That seems peculiar!
Here’s the clause:
“10. VERIFICATION OF INFORMATION: The Seller authorizes the Listing Brokerage to obtain any information affecting the Property from any regulatory authorities, governments, mortgagees or others and the Seller agrees to execute and deliver such further authorizations in this regard as may be reasonably required. The Seller hereby appoints the Listing Brokerage or the Listing Brokerage’s authorized representative as the Seller’s attorney to execute such documentation as may be necessary to effect obtaining any information as aforesaid.
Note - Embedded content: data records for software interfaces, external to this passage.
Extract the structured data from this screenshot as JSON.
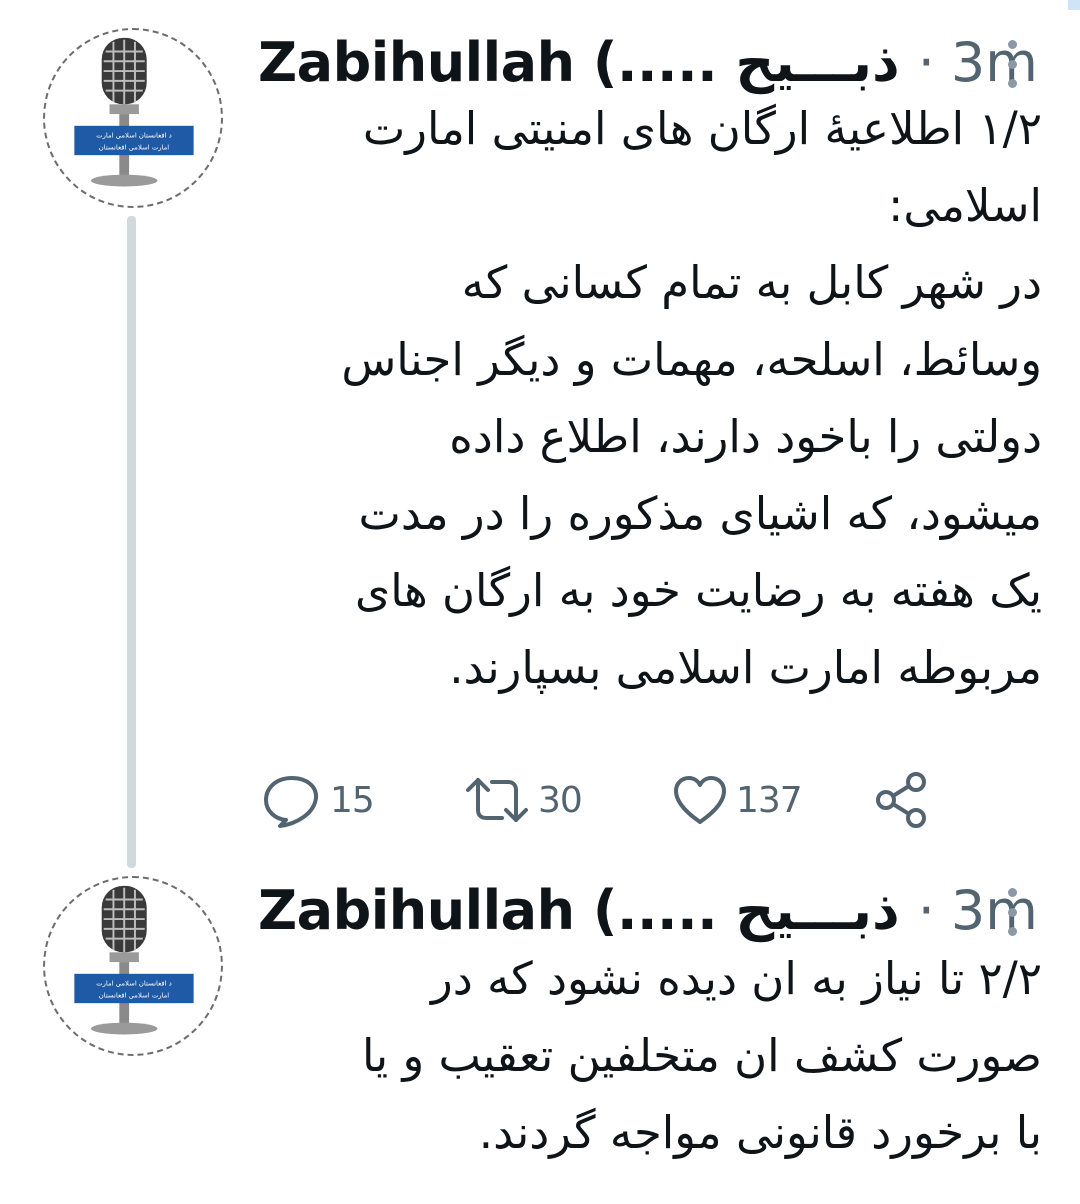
{
  "tweets": [
    {
      "author": "Zabihullah (..... ذبـــیح",
      "separator": "·",
      "time": "3m",
      "avatar_caption_line1": "د افغانستان اسلامي امارت",
      "avatar_caption_line2": "امارت اسلامی افغانستان",
      "body": "۱/۲ اطلاعیهٔ ارگان های امنیتی امارت\nاسلامی:\nدر شهر کابل به تمام کسانی که\nوسائط، اسلحه، مهمات و دیگر اجناس\nدولتی را باخود دارند، اطلاع داده\nمیشود، که اشیای مذکوره را در مدت\nیک هفته به رضایت خود به ارگان های\nمربوطه امارت اسلامی بسپارند.",
      "actions": {
        "replies": "15",
        "retweets": "30",
        "likes": "137"
      },
      "icons": [
        "reply-icon",
        "retweet-icon",
        "like-icon",
        "share-icon",
        "more-icon"
      ]
    },
    {
      "author": "Zabihullah (..... ذبـــیح",
      "separator": "·",
      "time": "3m",
      "avatar_caption_line1": "د افغانستان اسلامي امارت",
      "avatar_caption_line2": "امارت اسلامی افغانستان",
      "body": "۲/۲ تا نیاز به ان دیده نشود که در\nصورت کشف ان متخلفین تعقیب و یا\nبا برخورد قانونی مواجه گردند."
    }
  ],
  "colors": {
    "text": "#0f1419",
    "secondary": "#536471",
    "thread_line": "#cfd9de",
    "banner_blue": "#1f5aa6"
  }
}
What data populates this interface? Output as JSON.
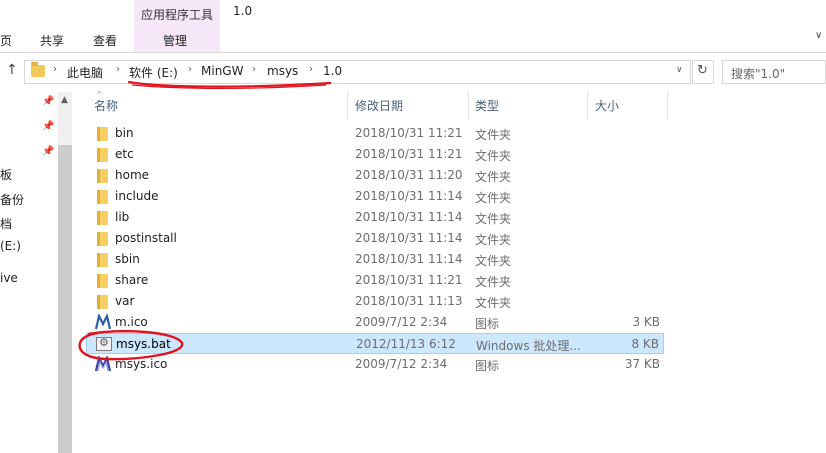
{
  "title": "1.0",
  "ribbon": {
    "contextual_tab": "应用程序工具",
    "tabs": [
      "页",
      "共享",
      "查看",
      "管理"
    ]
  },
  "address": {
    "crumbs": [
      "此电脑",
      "软件 (E:)",
      "MinGW",
      "msys",
      "1.0"
    ]
  },
  "search": {
    "placeholder": "搜索\"1.0\""
  },
  "nav": {
    "items": [
      "板",
      "备份",
      "档",
      "(E:)",
      "ive"
    ]
  },
  "columns": {
    "name": "名称",
    "date": "修改日期",
    "type": "类型",
    "size": "大小"
  },
  "files": [
    {
      "name": "bin",
      "date": "2018/10/31 11:21",
      "type": "文件夹",
      "size": "",
      "icon": "folder-icon"
    },
    {
      "name": "etc",
      "date": "2018/10/31 11:21",
      "type": "文件夹",
      "size": "",
      "icon": "folder-icon"
    },
    {
      "name": "home",
      "date": "2018/10/31 11:20",
      "type": "文件夹",
      "size": "",
      "icon": "folder-icon"
    },
    {
      "name": "include",
      "date": "2018/10/31 11:14",
      "type": "文件夹",
      "size": "",
      "icon": "folder-icon"
    },
    {
      "name": "lib",
      "date": "2018/10/31 11:14",
      "type": "文件夹",
      "size": "",
      "icon": "folder-icon"
    },
    {
      "name": "postinstall",
      "date": "2018/10/31 11:14",
      "type": "文件夹",
      "size": "",
      "icon": "folder-icon"
    },
    {
      "name": "sbin",
      "date": "2018/10/31 11:14",
      "type": "文件夹",
      "size": "",
      "icon": "folder-icon"
    },
    {
      "name": "share",
      "date": "2018/10/31 11:21",
      "type": "文件夹",
      "size": "",
      "icon": "folder-icon"
    },
    {
      "name": "var",
      "date": "2018/10/31 11:13",
      "type": "文件夹",
      "size": "",
      "icon": "folder-icon"
    },
    {
      "name": "m.ico",
      "date": "2009/7/12 2:34",
      "type": "图标",
      "size": "3 KB",
      "icon": "mingw-ico-icon"
    },
    {
      "name": "msys.bat",
      "date": "2012/11/13 6:12",
      "type": "Windows 批处理...",
      "size": "8 KB",
      "icon": "batch-file-icon",
      "selected": true
    },
    {
      "name": "msys.ico",
      "date": "2009/7/12 2:34",
      "type": "图标",
      "size": "37 KB",
      "icon": "msys-ico-icon"
    }
  ],
  "annotation_color": "#e0141e",
  "selection_color": "#cce8ff"
}
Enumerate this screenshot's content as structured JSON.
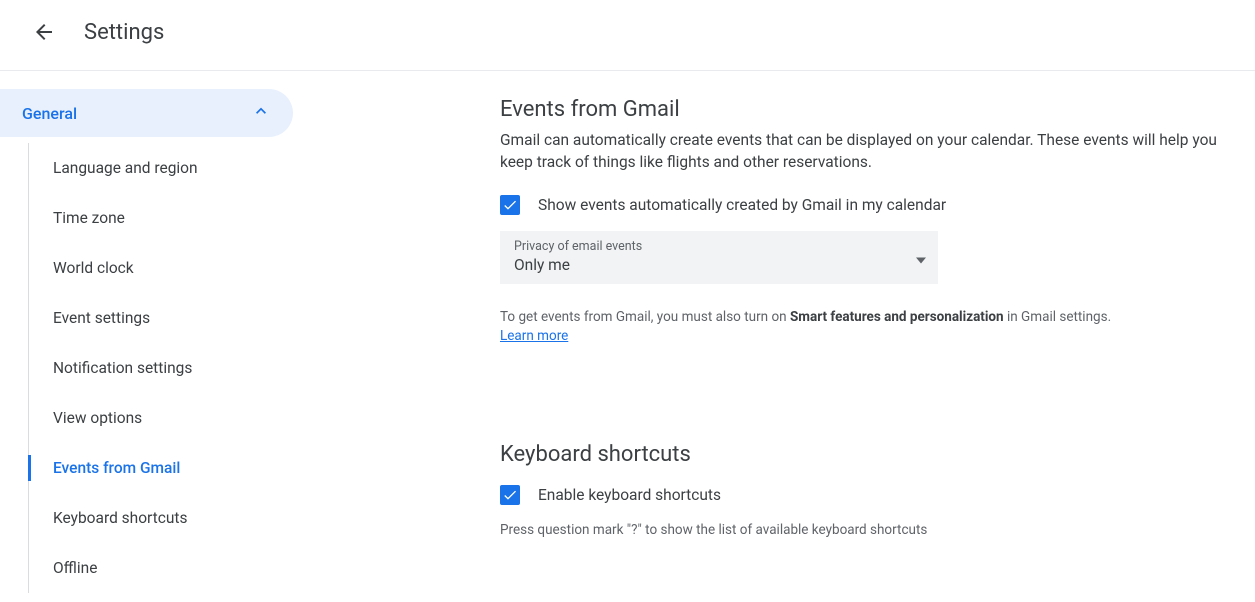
{
  "header": {
    "title": "Settings"
  },
  "sidebar": {
    "category": "General",
    "items": [
      "Language and region",
      "Time zone",
      "World clock",
      "Event settings",
      "Notification settings",
      "View options",
      "Events from Gmail",
      "Keyboard shortcuts",
      "Offline"
    ],
    "active_index": 6
  },
  "events_section": {
    "title": "Events from Gmail",
    "description": "Gmail can automatically create events that can be displayed on your calendar. These events will help you keep track of things like flights and other reservations.",
    "checkbox_label": "Show events automatically created by Gmail in my calendar",
    "select_label": "Privacy of email events",
    "select_value": "Only me",
    "note_prefix": "To get events from Gmail, you must also turn on ",
    "note_bold": "Smart features and personalization",
    "note_suffix": " in Gmail settings. ",
    "learn_more": "Learn more"
  },
  "keyboard_section": {
    "title": "Keyboard shortcuts",
    "checkbox_label": "Enable keyboard shortcuts",
    "hint": "Press question mark \"?\" to show the list of available keyboard shortcuts"
  }
}
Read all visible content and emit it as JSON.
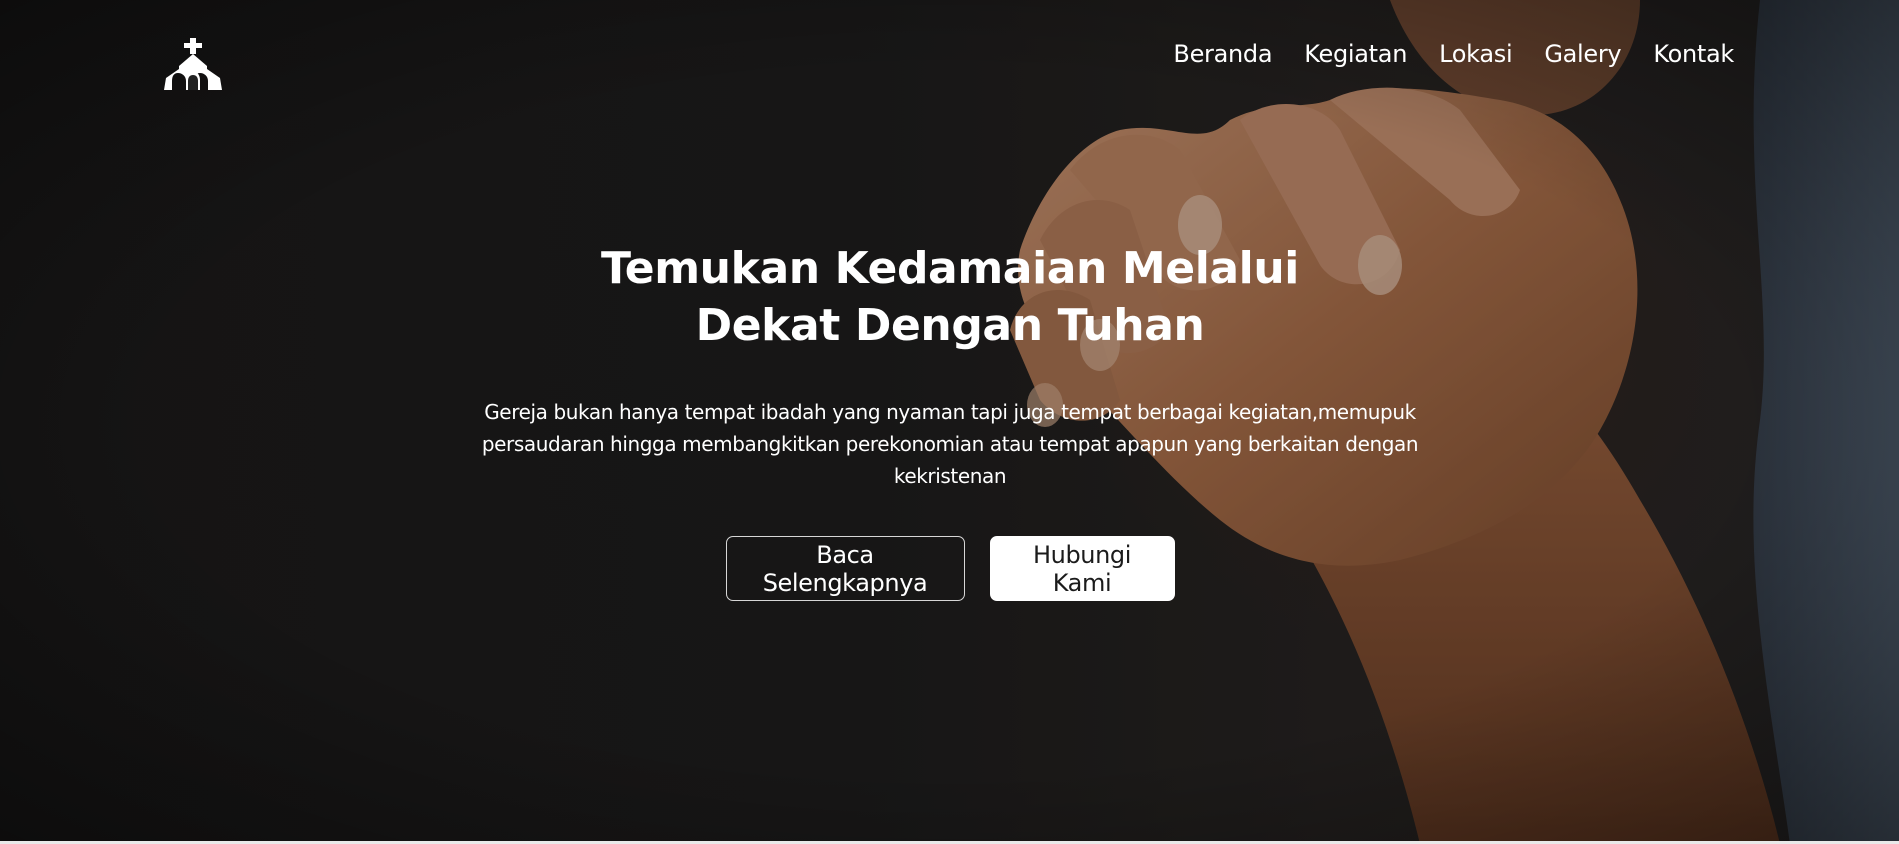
{
  "nav": {
    "items": [
      {
        "label": "Beranda"
      },
      {
        "label": "Kegiatan"
      },
      {
        "label": "Lokasi"
      },
      {
        "label": "Galery"
      },
      {
        "label": "Kontak"
      }
    ]
  },
  "hero": {
    "title": "Temukan Kedamaian Melalui Dekat Dengan Tuhan",
    "description": "Gereja bukan hanya tempat ibadah yang nyaman tapi juga tempat berbagai kegiatan,memupuk persaudaran hingga membangkitkan perekonomian atau tempat apapun yang berkaitan dengan kekristenan",
    "primary_button": "Baca Selengkapnya",
    "secondary_button": "Hubungi Kami"
  },
  "colors": {
    "background": "#1e1d1d",
    "text": "#ffffff",
    "button_solid_bg": "#ffffff",
    "button_solid_text": "#1b1b1b"
  },
  "icons": {
    "logo": "church-icon"
  }
}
The Seller hereby authorizes, instructs and directs the above noted regulatory authorities, governments, mortgagees or others to release any and all information to the Listing Brokerage.”
Well, that was certainly buried in the “fine print”. Many people read it and missed it. Many agents fail to explain it to their clients who are about to sign a Listing Agreement.
Fortunately, there is a document drafted by OREA which explains in detail each paragraph in each document. It’s the red-lined version.
So, here’s the explanation about #10:
10. VERIFICATION OF INFORMATION: This section authorizes the Salesperson to obtain information from governments, mortgagees and others in order to help with the sale of the property
I have been looking for the reference to the Power of Attorney. I’m sure it’s in there somewhere. They wouldn’t just leave it out and ignore it. That wouldn’t be appropriate. I’ll have to read that again!
Brian Madigan LL.B., Broker
Now that I have read it as well, I am confused if the ‘power if attorney’ offered in the Listings agreement is an overkill. It’ cast too wide a net of permissions without looking at the consequences it could cause. Although it’s drafted to allow the Brokerage permissions to do what’s necessary, perhaps it needs to identify exactly what permissions are needed and why.
I am not aware of any Brokerages exercising their rights under the Listing Agreement POA.